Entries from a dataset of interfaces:
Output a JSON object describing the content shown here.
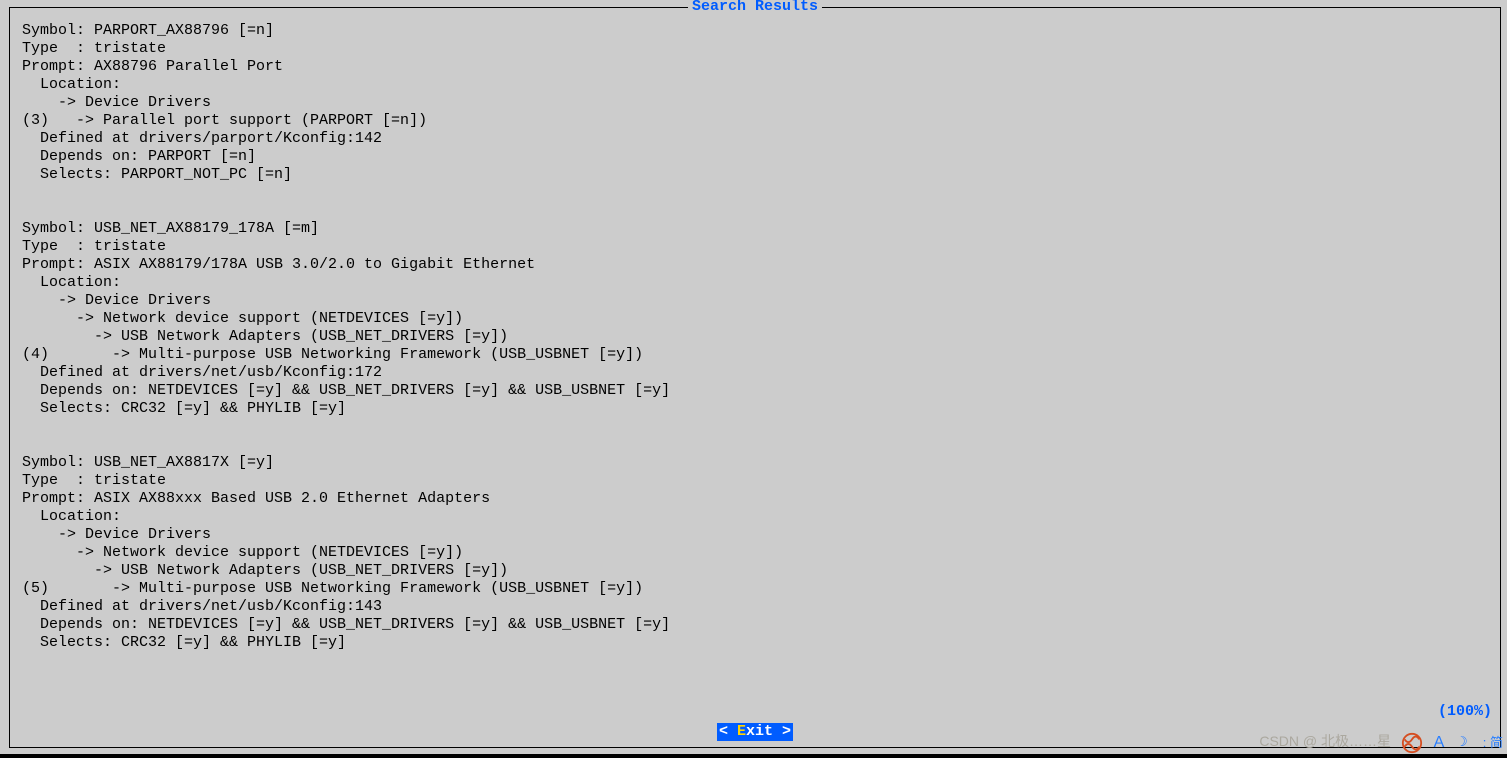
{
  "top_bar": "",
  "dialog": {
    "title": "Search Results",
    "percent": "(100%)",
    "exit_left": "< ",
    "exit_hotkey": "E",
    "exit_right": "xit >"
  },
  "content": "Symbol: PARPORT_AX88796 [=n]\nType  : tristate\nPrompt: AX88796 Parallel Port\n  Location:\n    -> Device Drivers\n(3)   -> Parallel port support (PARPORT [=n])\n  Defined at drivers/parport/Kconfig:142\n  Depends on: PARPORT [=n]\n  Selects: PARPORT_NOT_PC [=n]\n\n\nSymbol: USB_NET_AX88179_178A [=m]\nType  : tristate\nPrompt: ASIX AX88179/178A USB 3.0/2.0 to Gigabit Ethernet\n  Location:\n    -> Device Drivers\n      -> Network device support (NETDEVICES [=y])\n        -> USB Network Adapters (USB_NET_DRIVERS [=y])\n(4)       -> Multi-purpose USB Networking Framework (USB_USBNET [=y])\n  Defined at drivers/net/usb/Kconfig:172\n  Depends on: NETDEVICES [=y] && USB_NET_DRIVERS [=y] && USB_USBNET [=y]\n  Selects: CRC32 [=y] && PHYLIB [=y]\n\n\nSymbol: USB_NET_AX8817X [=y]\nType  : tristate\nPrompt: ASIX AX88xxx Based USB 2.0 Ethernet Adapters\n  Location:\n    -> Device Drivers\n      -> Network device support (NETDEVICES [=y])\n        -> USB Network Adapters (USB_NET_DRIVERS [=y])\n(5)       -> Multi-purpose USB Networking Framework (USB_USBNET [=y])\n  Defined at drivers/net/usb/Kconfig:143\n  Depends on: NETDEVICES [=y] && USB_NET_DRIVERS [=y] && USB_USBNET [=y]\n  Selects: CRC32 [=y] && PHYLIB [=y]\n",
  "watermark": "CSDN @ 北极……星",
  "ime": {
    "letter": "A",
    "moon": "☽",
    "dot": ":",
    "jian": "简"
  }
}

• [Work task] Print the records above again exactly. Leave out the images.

• [Solution to this task]
Output a JSON object describing the content shown here.
{
  "top_bar": "",
  "dialog": {
    "title": "Search Results",
    "percent": "(100%)",
    "exit_left": "< ",
    "exit_hotkey": "E",
    "exit_right": "xit >"
  },
  "content": "Symbol: PARPORT_AX88796 [=n]\nType  : tristate\nPrompt: AX88796 Parallel Port\n  Location:\n    -> Device Drivers\n(3)   -> Parallel port support (PARPORT [=n])\n  Defined at drivers/parport/Kconfig:142\n  Depends on: PARPORT [=n]\n  Selects: PARPORT_NOT_PC [=n]\n\n\nSymbol: USB_NET_AX88179_178A [=m]\nType  : tristate\nPrompt: ASIX AX88179/178A USB 3.0/2.0 to Gigabit Ethernet\n  Location:\n    -> Device Drivers\n      -> Network device support (NETDEVICES [=y])\n        -> USB Network Adapters (USB_NET_DRIVERS [=y])\n(4)       -> Multi-purpose USB Networking Framework (USB_USBNET [=y])\n  Defined at drivers/net/usb/Kconfig:172\n  Depends on: NETDEVICES [=y] && USB_NET_DRIVERS [=y] && USB_USBNET [=y]\n  Selects: CRC32 [=y] && PHYLIB [=y]\n\n\nSymbol: USB_NET_AX8817X [=y]\nType  : tristate\nPrompt: ASIX AX88xxx Based USB 2.0 Ethernet Adapters\n  Location:\n    -> Device Drivers\n      -> Network device support (NETDEVICES [=y])\n        -> USB Network Adapters (USB_NET_DRIVERS [=y])\n(5)       -> Multi-purpose USB Networking Framework (USB_USBNET [=y])\n  Defined at drivers/net/usb/Kconfig:143\n  Depends on: NETDEVICES [=y] && USB_NET_DRIVERS [=y] && USB_USBNET [=y]\n  Selects: CRC32 [=y] && PHYLIB [=y]\n",
  "watermark": "CSDN @ 北极……星",
  "ime": {
    "letter": "A",
    "moon": "☽",
    "dot": ":",
    "jian": "简"
  }
}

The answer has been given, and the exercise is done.